Judge gives man convicted of 14th Street stabbing a chance at sobriety on probation

photo by: Sara Shepherd

Lawrence police officers investigate outside of an apartment building at 121 W. 14th St. in Lawrence on Wednesday, Sept. 6, 2017, after a reported stabbing. The victim, who was in the building's parking lot when police arrived, was flown to a hospital.

A man convicted of a stabbing last fall in Lawrence will be allowed to serve probation instead of prison, giving him a last chance to get sober and stay out of trouble.

Douglas County District Court Judge Kay Huff on Monday sentenced Vantino F. Peaches, 30, of Lawrence, to two years on probation with court-ordered intensive outpatient treatment for alcoholism and an alcohol monitoring device.

Peaches’ underlying sentence, should he fail to abide by his probation, is a total of 46 months, or more than 3 1/2 years, in prison.

Peaches said he understood the conditions of his probation and was ready to make a change.

“My alcoholism’s caused all of this. I’m just ready to kick it,” he told the court.

The sentence was recommended by Peaches’ appointed attorney, Forrest Lowry, and prosecutor Deb Moody after a plea agreement that encompassed the stabbing case and two other charges.

Vantino F. Peaches

In February, Peaches pleaded no contest and was convicted of one count of aggravated battery, a felony, in connection with the Sept. 6, 2017 stabbing outside an apartment in the 100 block of West 14th Street.

The victim, who lived at the apartment, told police that he and Peaches had a falling out over a girl and money, and that Peaches stabbed him in the abdomen after the two agreed to a fistfight. The 30-year-old stabbing victim was flown to a hospital but survived.

Peaches also pleaded no contest and was convicted of one count of interference with law enforcement for lying about his identity to a police officer who arrested him about a week after the stabbing, and one count of forgery for stealing a check from his father and forging his name to cash it in 2016.

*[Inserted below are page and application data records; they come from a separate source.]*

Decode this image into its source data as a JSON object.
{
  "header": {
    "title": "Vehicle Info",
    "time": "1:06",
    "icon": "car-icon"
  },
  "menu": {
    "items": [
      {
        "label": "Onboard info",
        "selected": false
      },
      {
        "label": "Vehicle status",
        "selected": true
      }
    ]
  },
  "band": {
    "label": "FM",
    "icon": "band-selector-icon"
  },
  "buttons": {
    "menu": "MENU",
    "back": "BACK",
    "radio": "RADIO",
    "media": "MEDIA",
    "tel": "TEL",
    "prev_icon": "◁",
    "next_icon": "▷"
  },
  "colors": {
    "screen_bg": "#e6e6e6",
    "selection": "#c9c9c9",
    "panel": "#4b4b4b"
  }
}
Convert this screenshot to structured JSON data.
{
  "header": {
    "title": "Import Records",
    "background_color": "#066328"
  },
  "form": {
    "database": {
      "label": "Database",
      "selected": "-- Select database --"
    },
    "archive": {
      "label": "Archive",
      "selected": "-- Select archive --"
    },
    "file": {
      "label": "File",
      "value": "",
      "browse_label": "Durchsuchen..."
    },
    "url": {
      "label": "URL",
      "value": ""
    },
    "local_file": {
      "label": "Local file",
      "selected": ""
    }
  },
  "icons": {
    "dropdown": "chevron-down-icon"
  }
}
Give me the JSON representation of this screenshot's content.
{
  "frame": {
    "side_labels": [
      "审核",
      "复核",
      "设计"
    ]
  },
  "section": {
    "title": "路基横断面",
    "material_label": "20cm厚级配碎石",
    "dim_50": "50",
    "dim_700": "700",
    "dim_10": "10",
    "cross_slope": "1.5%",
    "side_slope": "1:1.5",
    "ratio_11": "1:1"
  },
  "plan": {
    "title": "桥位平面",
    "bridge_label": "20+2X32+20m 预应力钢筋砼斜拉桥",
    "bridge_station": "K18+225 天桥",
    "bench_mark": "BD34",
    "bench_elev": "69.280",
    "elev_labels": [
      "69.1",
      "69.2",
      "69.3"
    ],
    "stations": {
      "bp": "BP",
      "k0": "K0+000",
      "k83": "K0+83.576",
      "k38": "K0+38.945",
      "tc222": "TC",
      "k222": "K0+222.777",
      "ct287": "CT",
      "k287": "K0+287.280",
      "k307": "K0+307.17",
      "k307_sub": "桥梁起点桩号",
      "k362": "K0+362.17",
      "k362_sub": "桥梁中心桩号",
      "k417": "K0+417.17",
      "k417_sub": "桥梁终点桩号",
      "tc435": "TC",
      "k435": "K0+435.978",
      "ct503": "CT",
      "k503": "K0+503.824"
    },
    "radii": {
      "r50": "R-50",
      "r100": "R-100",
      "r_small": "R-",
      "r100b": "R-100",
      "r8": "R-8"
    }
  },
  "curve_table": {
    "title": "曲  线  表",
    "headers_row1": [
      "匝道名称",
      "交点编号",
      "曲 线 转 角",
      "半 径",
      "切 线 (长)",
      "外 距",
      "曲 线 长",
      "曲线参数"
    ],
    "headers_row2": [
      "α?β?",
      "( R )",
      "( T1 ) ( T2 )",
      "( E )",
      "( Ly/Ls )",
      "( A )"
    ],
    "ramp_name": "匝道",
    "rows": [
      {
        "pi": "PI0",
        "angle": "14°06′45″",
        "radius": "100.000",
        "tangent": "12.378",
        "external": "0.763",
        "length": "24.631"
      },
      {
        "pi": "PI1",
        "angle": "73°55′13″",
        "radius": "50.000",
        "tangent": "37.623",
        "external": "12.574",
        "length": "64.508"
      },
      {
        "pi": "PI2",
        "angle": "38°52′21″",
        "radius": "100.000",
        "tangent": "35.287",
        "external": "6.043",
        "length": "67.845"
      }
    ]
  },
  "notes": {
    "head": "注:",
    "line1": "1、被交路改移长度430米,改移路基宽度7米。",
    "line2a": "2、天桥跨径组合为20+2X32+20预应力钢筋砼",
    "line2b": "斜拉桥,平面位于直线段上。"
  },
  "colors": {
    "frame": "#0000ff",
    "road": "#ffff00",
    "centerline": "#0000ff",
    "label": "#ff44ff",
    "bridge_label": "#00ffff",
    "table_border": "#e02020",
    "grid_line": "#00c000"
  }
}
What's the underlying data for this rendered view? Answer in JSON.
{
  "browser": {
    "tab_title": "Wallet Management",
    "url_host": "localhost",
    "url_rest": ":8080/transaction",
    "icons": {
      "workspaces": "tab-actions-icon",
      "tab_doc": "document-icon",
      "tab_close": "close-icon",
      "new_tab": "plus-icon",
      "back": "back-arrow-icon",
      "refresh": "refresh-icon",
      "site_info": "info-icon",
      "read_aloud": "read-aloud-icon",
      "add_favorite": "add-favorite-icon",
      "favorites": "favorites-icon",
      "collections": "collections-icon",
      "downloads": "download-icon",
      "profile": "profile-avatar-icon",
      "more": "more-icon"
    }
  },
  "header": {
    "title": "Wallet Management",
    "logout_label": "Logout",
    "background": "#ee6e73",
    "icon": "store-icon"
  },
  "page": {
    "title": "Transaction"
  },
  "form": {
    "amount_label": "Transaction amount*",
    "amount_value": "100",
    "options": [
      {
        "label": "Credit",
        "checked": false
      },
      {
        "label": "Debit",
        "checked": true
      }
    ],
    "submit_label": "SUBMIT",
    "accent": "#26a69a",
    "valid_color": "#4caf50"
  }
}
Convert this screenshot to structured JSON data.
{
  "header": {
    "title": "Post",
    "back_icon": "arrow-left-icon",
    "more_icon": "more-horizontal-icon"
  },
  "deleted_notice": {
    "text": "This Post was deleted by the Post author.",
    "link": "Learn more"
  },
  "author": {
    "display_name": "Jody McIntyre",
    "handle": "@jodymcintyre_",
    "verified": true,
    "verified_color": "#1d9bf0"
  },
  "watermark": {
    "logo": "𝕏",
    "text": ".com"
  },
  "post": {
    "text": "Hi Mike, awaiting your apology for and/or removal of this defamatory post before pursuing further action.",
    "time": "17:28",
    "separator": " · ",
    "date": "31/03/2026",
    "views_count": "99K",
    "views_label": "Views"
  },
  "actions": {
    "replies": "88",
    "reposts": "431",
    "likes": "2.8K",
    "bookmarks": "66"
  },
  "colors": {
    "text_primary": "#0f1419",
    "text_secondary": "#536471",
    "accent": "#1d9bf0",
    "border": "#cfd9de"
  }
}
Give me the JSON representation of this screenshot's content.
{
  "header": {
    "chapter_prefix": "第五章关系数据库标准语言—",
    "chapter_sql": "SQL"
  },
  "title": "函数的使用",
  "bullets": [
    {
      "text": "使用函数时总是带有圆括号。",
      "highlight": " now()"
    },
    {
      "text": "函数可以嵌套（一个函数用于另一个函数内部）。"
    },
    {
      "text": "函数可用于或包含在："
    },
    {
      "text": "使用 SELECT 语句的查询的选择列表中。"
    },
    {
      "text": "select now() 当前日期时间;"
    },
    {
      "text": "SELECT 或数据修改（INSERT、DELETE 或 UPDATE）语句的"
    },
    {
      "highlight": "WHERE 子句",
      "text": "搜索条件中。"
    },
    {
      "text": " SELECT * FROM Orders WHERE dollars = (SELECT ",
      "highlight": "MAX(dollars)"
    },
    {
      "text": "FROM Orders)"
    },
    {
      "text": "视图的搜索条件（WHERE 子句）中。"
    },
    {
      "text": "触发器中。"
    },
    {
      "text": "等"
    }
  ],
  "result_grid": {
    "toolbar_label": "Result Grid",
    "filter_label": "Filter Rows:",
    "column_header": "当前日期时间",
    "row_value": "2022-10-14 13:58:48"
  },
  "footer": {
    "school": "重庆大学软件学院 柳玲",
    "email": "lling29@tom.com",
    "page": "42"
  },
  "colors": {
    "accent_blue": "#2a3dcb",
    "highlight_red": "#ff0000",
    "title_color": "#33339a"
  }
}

Lowry said Peaches had an “alcohol problem of quite a severe nature” that began when he was 18 and grew worse during college — which he came a year from completing — and beyond. Peaches realizes the severity of his crimes and that he needs help with his alcoholism, Lowry said.

Peaches’ father is a “responsible member of the community,” supportive of his son and would allow him to live with him while he gets treatment, Lowry said.

Moody, noting Peaches’ criminal history, described probation for Peaches as a last chance.

“Every single case that’s been before this court is because of his alcoholism,” she said.

Peaches’ punishment would have been imprisonment under state sentencing guidelines. In granting probation, the judge approved a motion to depart from those guidelines, filed by Peaches’ attorney.

Huff cited information from Peaches’ substance abuse evaluation and said she hoped probation would give him an opportunity to get where he wanted to be in life as a 30-year-old. She said if Peaches demonstrated a “long period of sobriety” and found a job, she would consider a request for early discharge from probation.

“You have been drinking for a long time,” Huff said. “The first thing that absolutely needs to be done is to get a handle on the alcoholism.”